For the most part, the biting and chewing of claws is a perfectly normal behavior in cats, and if you notice your cat doing this, there is usually nothing to be overly concerned about. Cats are fastidious groomers, constantly licking and cleaning themselves, and chewing their nails is just one other aspect of this practice of self-grooming. They may chew on their nails to shorten them and chew and lick around them to clean any loose dirt or debris.
While almost all cats will chew on their claws from time to time, if the chewing becomes excessive and compulsive, there may be another more serious issue at hand. In this article, we look at common reasons behind your cat chewing and pulling at their claws and what to do about it. Let’s get started!

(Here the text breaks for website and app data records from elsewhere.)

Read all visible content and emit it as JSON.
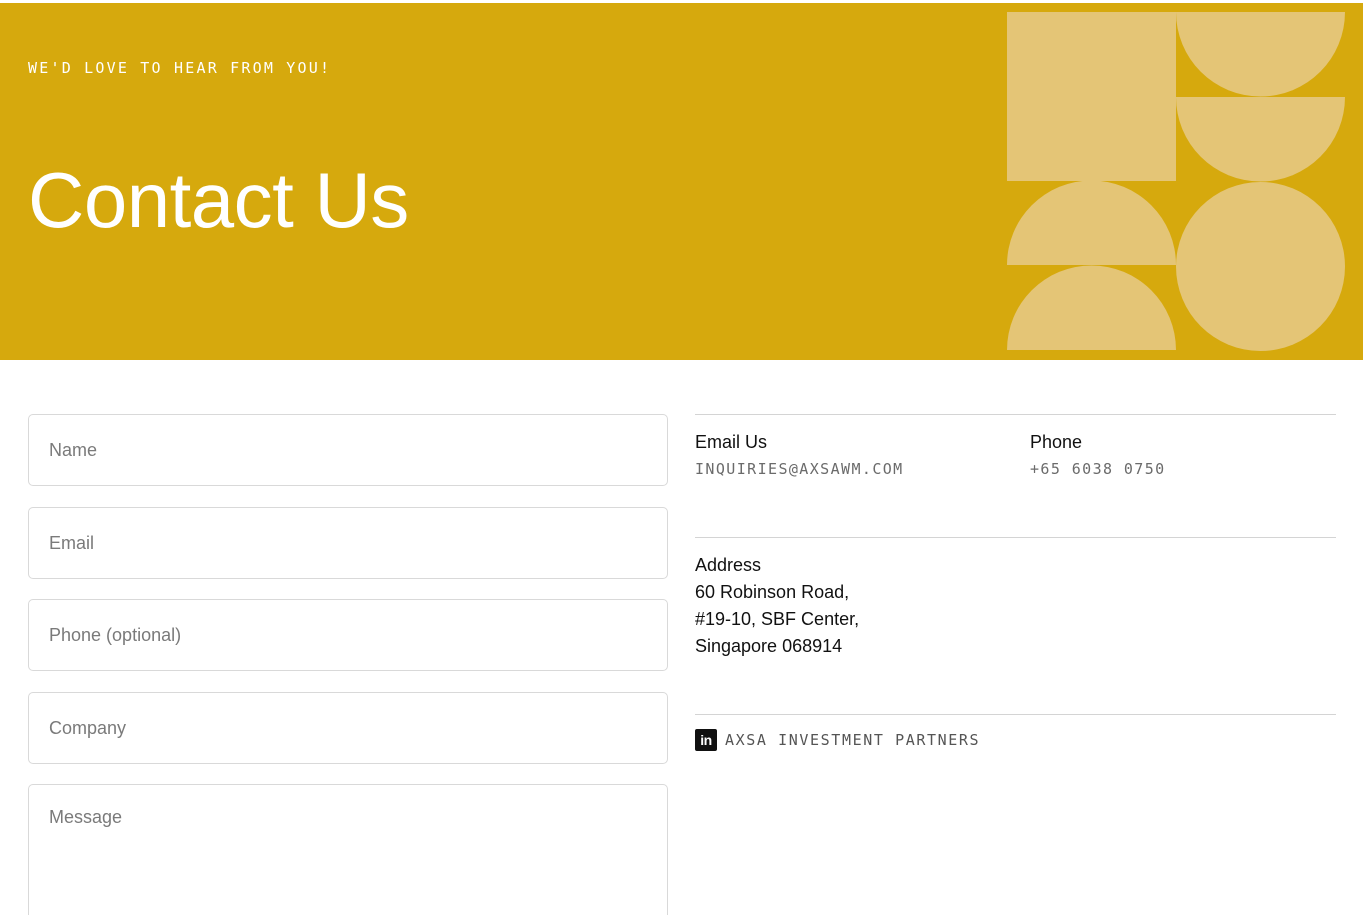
{
  "hero": {
    "eyebrow": "WE'D LOVE TO HEAR FROM YOU!",
    "title": "Contact Us",
    "background_color": "#d6a90d",
    "shape_color": "#e4c576"
  },
  "form": {
    "name_placeholder": "Name",
    "email_placeholder": "Email",
    "phone_placeholder": "Phone (optional)",
    "company_placeholder": "Company",
    "message_placeholder": "Message"
  },
  "contact": {
    "email_label": "Email Us",
    "email_value": "INQUIRIES@AXSAWM.COM",
    "phone_label": "Phone",
    "phone_value": "+65 6038 0750",
    "address_label": "Address",
    "address_lines": [
      "60 Robinson Road,",
      "#19-10, SBF Center,",
      "Singapore 068914"
    ],
    "linkedin_icon": "linkedin-icon",
    "linkedin_text": "AXSA INVESTMENT PARTNERS"
  }
}
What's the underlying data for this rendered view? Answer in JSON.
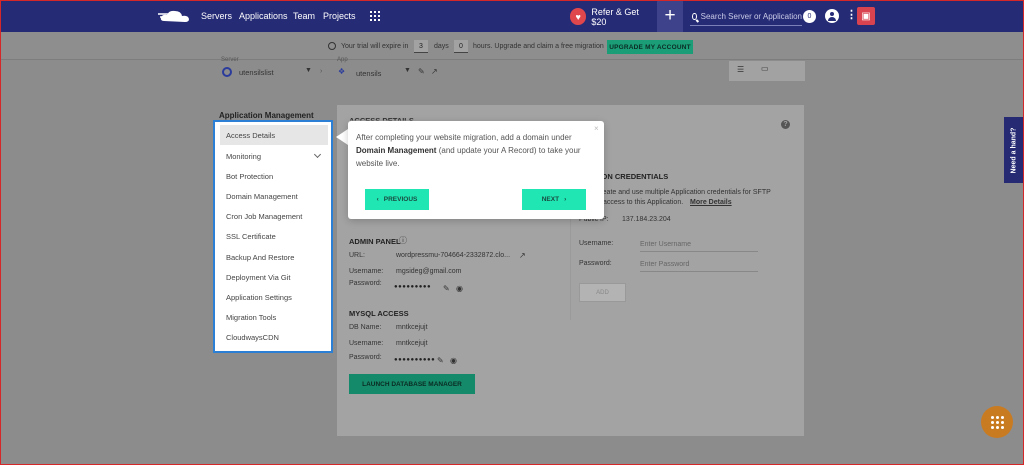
{
  "nav": {
    "links": [
      "Servers",
      "Applications",
      "Team",
      "Projects"
    ],
    "refer_label": "Refer & Get $20",
    "search_placeholder": "Search Server or Application",
    "notification_count": "0"
  },
  "trial": {
    "prefix": "Your trial will expire in",
    "days_value": "3",
    "days_label": "days",
    "hours_value": "0",
    "suffix": "hours. Upgrade and claim a free migration",
    "button": "UPGRADE MY ACCOUNT"
  },
  "context": {
    "server_label": "Server",
    "server_name": "utensilslist",
    "app_label": "App",
    "app_name": "utensils"
  },
  "sidebar": {
    "heading": "Application Management",
    "items": [
      {
        "label": "Access Details",
        "active": true
      },
      {
        "label": "Monitoring"
      },
      {
        "label": "Bot Protection"
      },
      {
        "label": "Domain Management"
      },
      {
        "label": "Cron Job Management"
      },
      {
        "label": "SSL Certificate"
      },
      {
        "label": "Backup And Restore"
      },
      {
        "label": "Deployment Via Git"
      },
      {
        "label": "Application Settings"
      },
      {
        "label": "Migration Tools"
      },
      {
        "label": "CloudwaysCDN"
      }
    ]
  },
  "card": {
    "title": "ACCESS DETAILS",
    "admin_panel": {
      "title": "ADMIN PANEL",
      "url_label": "URL:",
      "url_value": "wordpressmu-704664-2332872.clo...",
      "username_label": "Username:",
      "username_value": "mgsideg@gmail.com",
      "password_label": "Password:",
      "password_value": "●●●●●●●●●"
    },
    "mysql": {
      "title": "MYSQL ACCESS",
      "db_label": "DB Name:",
      "db_value": "mntkcejujt",
      "username_label": "Username:",
      "username_value": "mntkcejujt",
      "password_label": "Password:",
      "password_value": "●●●●●●●●●●",
      "launch_button": "LAUNCH DATABASE MANAGER"
    },
    "app_credentials": {
      "title": "ATION CREDENTIALS",
      "desc_line1": "n create and use multiple Application credentials for SFTP",
      "desc_line2": "access to this Application.",
      "more_link": "More Details",
      "public_ip_label": "Public IP:",
      "public_ip_value": "137.184.23.204",
      "username_label": "Username:",
      "username_placeholder": "Enter Username",
      "password_label": "Password:",
      "password_placeholder": "Enter Password",
      "add_button": "ADD"
    }
  },
  "tooltip": {
    "text_before": "After completing your website migration, add a domain under",
    "bold": "Domain Management",
    "text_after": "(and update your A Record) to take your website live.",
    "close": "×",
    "prev": "PREVIOUS",
    "next": "NEXT"
  },
  "help_tab": "Need a hand?"
}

Routine chewing, licking, and pulling on and around the claws are a part of your cat’s normal self-grooming habit, and since their paws are in constant contact with the floor, they are prone to getting dirt, hair, dust, and debris stuck around them. Sometimes licking may not be enough to dislodge these things, and you may notice your cat pulling or tugging at their claws to free up the stuck debris.
Additionally, cat’s nails are often described as onion-like, with several distinct layers in their composition. Often, the outer layer may become frayed and damaged, and your cat will pull away the top layer to expose the cleaner, sharper layer underneath. This behavior may seem alarming at first, especially if you have never noticed it before. Cats are private creatures that usually find a quiet and private place to groom themselves in peace.
Make sure your cat has a scratching post or something similar, as they’ll typically use this to keep their nails clean and sharp. The reason that they are chewing on their claws may be a lack of a suitable scratching surface.
We recommend having at least two or three different types of scratching posts available to your cat to keep them interested.
Sometimes, normal self-grooming may morph into obsessive behavior, manifesting in excessive licking, scratching, and claw-chewing. This is usually the result of stress, boredom, or loneliness, and your cat may be using chewing their paws as a mechanism for self-soothing. Just like humans who bite their nails when anxious or stressed, the same symptoms may manifest in anxious felines. This stress could be caused by something as simple as wanting to go outside or more obvious reasons, like a new pet in the home or moving to a new house.
You’ll need to identify the reason that your cat is stressed or anxious in order to stop the behavior. If you’ve moved to a new house or brought home a new pet, the reason is obvious and you can treat your cat accordingly. However, more subtle reasons may take some detective work. Loneliness and boredom can also potentially cause excessive claw chewing, so you may need to spend more interactive time with your feline or consider purchasing stimulating cat toys.
Lastly, your cat’s nail-biting may have a physical case, either an injury or an underlying medical condition. They may have cut themselves somewhere on their paw pad, injured a toe, or broken a claw, and this is causing them discomfort. Conversely, it may have been excessive pulling and chewing that caused the injury itself! You’ll need to closely inspect each of your cat’s paws and check for any signs of injury, and they may need to go for a checkup with your vet. If there are no outward signs of injury, there may be an underlying medical cause.
Bacterial or yeast infections can cause your cat to lick and pull at their paws, or an old injury may have caused an infection. The only way to know is by consulting your vet, and if there are no behavioral issues or injuries, there may be an underlying infection that only your vet can treat.
In a normal, healthy cat, claw biting is not usually a cause for concern — it is simply a normal part of their self-grooming regime. If you’ve noticed that the behavior has become unusually frequent and is accompanied by limping or other signs of pain and discomfort, however, there may be an underlying medical issue, and a vet trip is the best option.
In the end, you know your cat better than anyone else and are best equipped to notice the signs of abnormal behavior when they arise.
Featured Image: Ilona Koeleman, Shutterstock